We discover first and foremost that this entire world is God's. God made it, and it belongs to him (Genesis 1:1; Psalm 24:1). God is glorified by it (Psalm 19:1). God reveals himself through it (Romans 1:20). God sustains it (Colossians 1:17). And God's ultimate plan is to redeem and restore it (Revelation 21:1-2).
And while God is doing all this creating, sustaining, and revealing, he has also given us a job to do. The very first calling he had for the very first human was "to tend and watch over" the Garden of Eden (Genesis 2:15). Earlier in Genesis, God tasks humanity with this expansive purpose: to "reign over" and "govern" the planet—the animal life, the plants and habitats, the natural resources God made (Genesis 1:26, 28). Various Scripture translations add nuance to our understanding of this God-given task: to "rule" (NIV), to "have dominion," and "subdue" (KJV).
Unfortunately, we can make the grave theological error of viewing this job through the lens of human power, finding license in Genesis 1 for taking, hoarding, spending, wasting, harming, degrading, and even destroying earth's resources and plant and animal life. But if we understand Genesis 1:26-28 properly, in context, we see this task of "governing" linked directly with language about being made in God's image. Thus our governance of earth's resources ought to reflect God's character rather than human self-centeredness.

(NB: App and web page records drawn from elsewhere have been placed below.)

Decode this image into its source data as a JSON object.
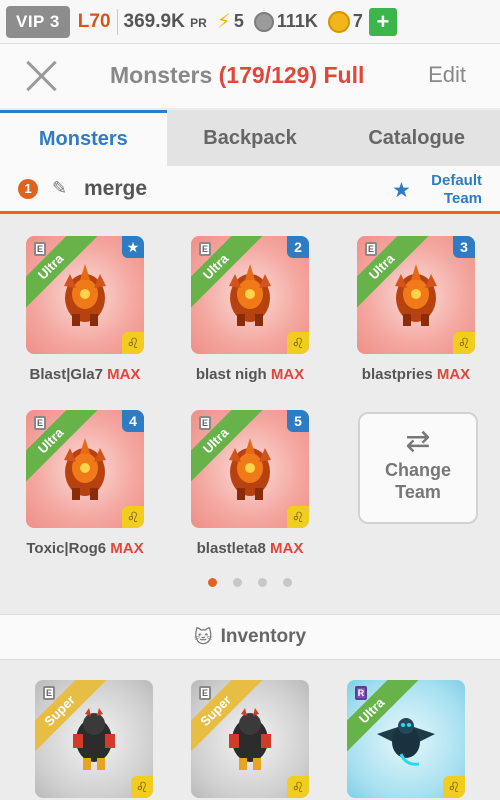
{
  "status": {
    "vip": "VIP 3",
    "level": "L70",
    "power": "369.9K",
    "power_unit": "PR",
    "energy": "5",
    "silver": "111K",
    "gold": "7",
    "plus": "+"
  },
  "header": {
    "title": "Monsters",
    "count": "(179/129) Full",
    "edit": "Edit"
  },
  "tabs": [
    "Monsters",
    "Backpack",
    "Catalogue"
  ],
  "team": {
    "number": "1",
    "name": "merge",
    "default_line1": "Default",
    "default_line2": "Team"
  },
  "team_monsters": [
    {
      "rarity": "Ultra",
      "slot": "★",
      "name": "Blast|Gla7",
      "max": "MAX"
    },
    {
      "rarity": "Ultra",
      "slot": "2",
      "name": "blast nigh",
      "max": "MAX"
    },
    {
      "rarity": "Ultra",
      "slot": "3",
      "name": "blastpries",
      "max": "MAX"
    },
    {
      "rarity": "Ultra",
      "slot": "4",
      "name": "Toxic|Rog6",
      "max": "MAX"
    },
    {
      "rarity": "Ultra",
      "slot": "5",
      "name": "blastleta8",
      "max": "MAX"
    }
  ],
  "change_team": {
    "line1": "Change",
    "line2": "Team"
  },
  "pagination": {
    "pages": 4,
    "current": 1
  },
  "inventory": {
    "title": "Inventory",
    "items": [
      {
        "rarity": "Super",
        "element": "E"
      },
      {
        "rarity": "Super",
        "element": "E"
      },
      {
        "rarity": "Ultra",
        "element": "R"
      }
    ]
  },
  "colors": {
    "accent_blue": "#2e7dc4",
    "accent_orange": "#e0621f",
    "max_red": "#e0473a"
  }
}
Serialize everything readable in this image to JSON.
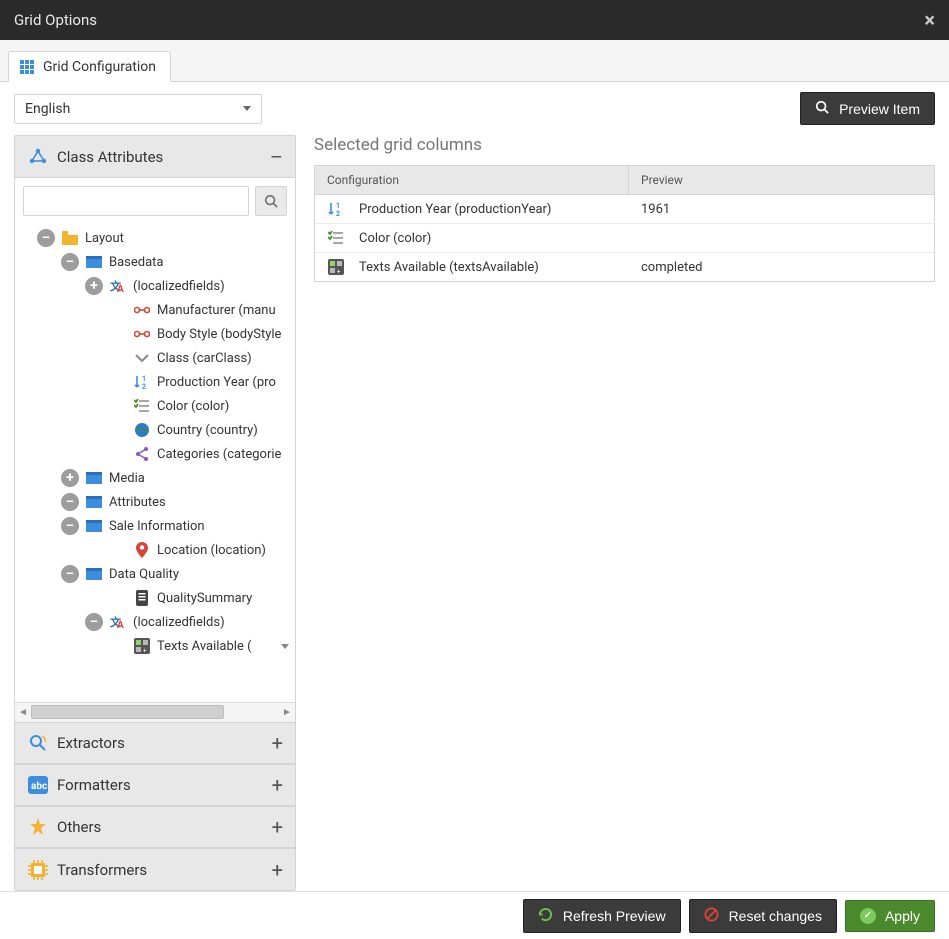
{
  "window": {
    "title": "Grid Options",
    "close_label": "×"
  },
  "tabs": {
    "active": {
      "label": "Grid Configuration"
    }
  },
  "language_select": {
    "value": "English"
  },
  "toolbar": {
    "preview_item": "Preview Item"
  },
  "accordions": {
    "class_attributes": {
      "label": "Class Attributes",
      "expanded": true
    },
    "extractors": {
      "label": "Extractors",
      "expanded": false
    },
    "formatters": {
      "label": "Formatters",
      "expanded": false
    },
    "others": {
      "label": "Others",
      "expanded": false
    },
    "transformers": {
      "label": "Transformers",
      "expanded": false
    }
  },
  "search": {
    "placeholder": ""
  },
  "tree": {
    "root": {
      "label": "Layout"
    },
    "basedata": {
      "label": "Basedata"
    },
    "localizedfields1": {
      "label": "(localizedfields)"
    },
    "manufacturer": {
      "label": "Manufacturer (manu"
    },
    "body_style": {
      "label": "Body Style (bodyStyle"
    },
    "carclass": {
      "label": "Class (carClass)"
    },
    "production_year": {
      "label": "Production Year (pro"
    },
    "color": {
      "label": "Color (color)"
    },
    "country": {
      "label": "Country (country)"
    },
    "categories": {
      "label": "Categories (categorie"
    },
    "media": {
      "label": "Media"
    },
    "attributes": {
      "label": "Attributes"
    },
    "sale_info": {
      "label": "Sale Information"
    },
    "location": {
      "label": "Location (location)"
    },
    "data_quality": {
      "label": "Data Quality"
    },
    "quality_summary": {
      "label": "QualitySummary"
    },
    "localizedfields2": {
      "label": "(localizedfields)"
    },
    "texts_available": {
      "label": "Texts Available ("
    }
  },
  "right": {
    "heading": "Selected grid columns",
    "columns": {
      "configuration": "Configuration",
      "preview": "Preview"
    },
    "rows": [
      {
        "config_label": "Production Year (productionYear)",
        "preview": "1961",
        "icon": "sort-numeric"
      },
      {
        "config_label": "Color (color)",
        "preview": "",
        "icon": "multiselect"
      },
      {
        "config_label": "Texts Available (textsAvailable)",
        "preview": "completed",
        "icon": "calculated"
      }
    ]
  },
  "footer": {
    "refresh": "Refresh Preview",
    "reset": "Reset changes",
    "apply": "Apply"
  },
  "colors": {
    "accent_blue": "#3c8dde",
    "green": "#4a8a2c",
    "panel_bg": "#e8e8e8"
  }
}
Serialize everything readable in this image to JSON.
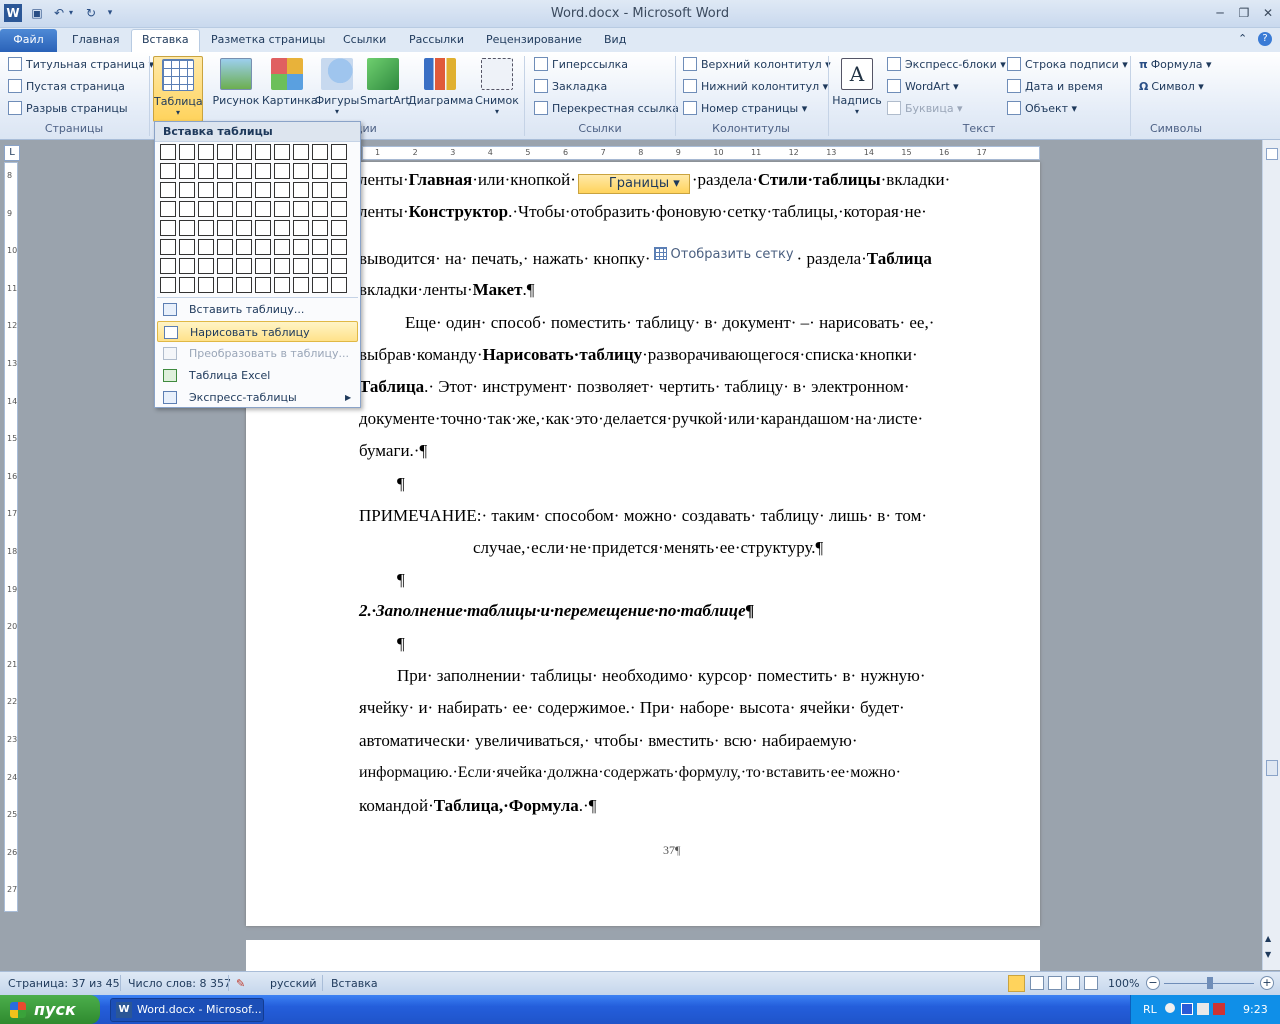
{
  "window": {
    "title": "Word.docx  -  Microsoft Word"
  },
  "tabs": [
    "Файл",
    "Главная",
    "Вставка",
    "Разметка страницы",
    "Ссылки",
    "Рассылки",
    "Рецензирование",
    "Вид"
  ],
  "ribbon": {
    "pages": {
      "label": "Страницы",
      "items": [
        "Титульная страница",
        "Пустая страница",
        "Разрыв страницы"
      ]
    },
    "illustrations": {
      "label": "Иллюстрации",
      "table": "Таблица",
      "picture": "Рисунок",
      "clipart": "Картинка",
      "shapes": "Фигуры",
      "smartart": "SmartArt",
      "chart": "Диаграмма",
      "screenshot": "Снимок"
    },
    "links": {
      "label": "Ссылки",
      "items": [
        "Гиперссылка",
        "Закладка",
        "Перекрестная ссылка"
      ]
    },
    "headers": {
      "label": "Колонтитулы",
      "items": [
        "Верхний колонтитул",
        "Нижний колонтитул",
        "Номер страницы"
      ]
    },
    "text": {
      "label": "Текст",
      "textbox": "Надпись",
      "items": [
        "Экспресс-блоки",
        "WordArt",
        "Буквица"
      ],
      "items2": [
        "Строка подписи",
        "Дата и время",
        "Объект"
      ]
    },
    "symbols": {
      "label": "Символы",
      "items": [
        "Формула",
        "Символ"
      ]
    }
  },
  "dropdown": {
    "header": "Вставка таблицы",
    "items": [
      "Вставить таблицу...",
      "Нарисовать таблицу",
      "Преобразовать в таблицу...",
      "Таблица Excel",
      "Экспресс-таблицы"
    ]
  },
  "ruler": {
    "h_numbers": [
      "1",
      "2",
      "3",
      "4",
      "5",
      "6",
      "7",
      "8",
      "9",
      "10",
      "11",
      "12",
      "13",
      "14",
      "15",
      "16",
      "17"
    ],
    "v_numbers": [
      "8",
      "9",
      "10",
      "11",
      "12",
      "13",
      "14",
      "15",
      "16",
      "17",
      "18",
      "19",
      "20",
      "21",
      "22",
      "23",
      "24",
      "25",
      "26",
      "27"
    ]
  },
  "document": {
    "inline_button_borders": "Границы",
    "inline_button_grid": "Отобразить сетку",
    "l1a": "ленты·",
    "l1b": "Главная",
    "l1c": "·или·кнопкой·",
    "l1d": "·раздела·",
    "l1e": "Стили·таблицы",
    "l1f": "·вкладки·",
    "l2a": "ленты·",
    "l2b": "Конструктор",
    "l2c": ".·Чтобы·отобразить·фоновую·сетку·таблицы,·которая·не·",
    "l3a": "выводится· на· печать,· нажать· кнопку·",
    "l3b": "· раздела·",
    "l3c": "Таблица",
    "l4a": "вкладки·ленты·",
    "l4b": "Макет",
    "l4c": ".¶",
    "p2l1": "Еще· один· способ· поместить· таблицу· в· документ· –· нарисовать· ее,·",
    "p2l2a": "выбрав·команду·",
    "p2l2b": "Нарисовать·таблицу",
    "p2l2c": "·разворачивающегося·списка·кнопки·",
    "p2l3a": "Таблица",
    "p2l3b": ".· Этот· инструмент· позволяет· чертить· таблицу· в· электронном·",
    "p2l4": "документе·точно·так·же,·как·это·делается·ручкой·или·карандашом·на·листе·",
    "p2l5": "бумаги.·¶",
    "pil1": "¶",
    "note1": "ПРИМЕЧАНИЕ:· таким· способом· можно· создавать· таблицу· лишь· в· том·",
    "note2": "случае,·если·не·придется·менять·ее·структуру.¶",
    "pil2": "¶",
    "heading": "2.·Заполнение·таблицы·и·перемещение·по·таблице¶",
    "pil3": "¶",
    "p3l1": "При· заполнении· таблицы· необходимо· курсор· поместить· в· нужную·",
    "p3l2": "ячейку· и· набирать· ее· содержимое.· При· наборе· высота· ячейки· будет·",
    "p3l3": "автоматически·  увеличиваться,·  чтобы·  вместить·  всю·  набираемую·",
    "p3l4": "информацию.·Если·ячейка·должна·содержать·формулу,·то·вставить·ее·можно·",
    "p3l5a": "командой·",
    "p3l5b": "Таблица,·Формула",
    "p3l5c": ".·¶",
    "pagenum": "37¶"
  },
  "statusbar": {
    "page": "Страница: 37 из 45",
    "words": "Число слов: 8 357",
    "lang": "русский",
    "mode": "Вставка",
    "zoom": "100%"
  },
  "taskbar": {
    "start": "пуск",
    "item": "Word.docx - Microsof...",
    "lang": "RL",
    "time": "9:23"
  }
}
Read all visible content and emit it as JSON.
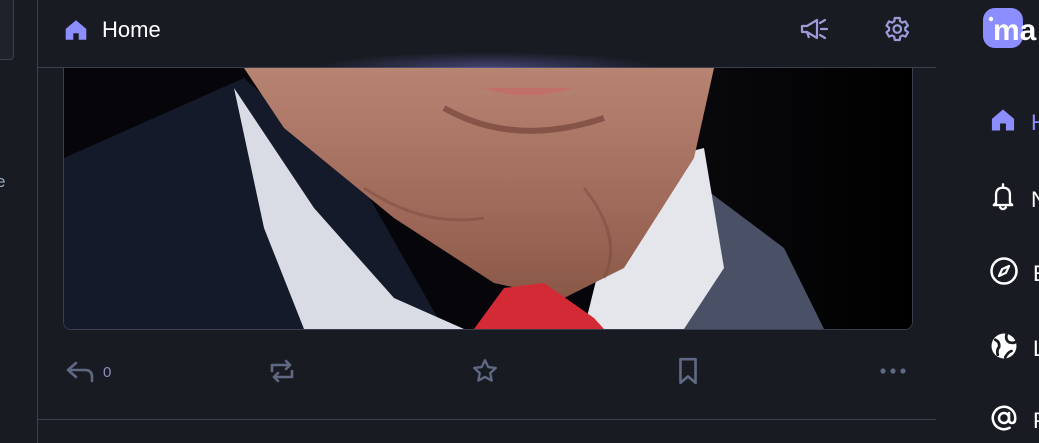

Sounds Good, But . . .
The biblical case for environmental stewardship sounds great in principle, but in practice it can seem expensive and complicated. After all, what about the higher price of organic food, hybrid cars, energy-efficient appliances, and light bulbs? And isn't it easier to just toss everything in the trash rather than have to sort recyclables? It seems like a lot of work to make one's home energy efficient. Can't I just live life as normal?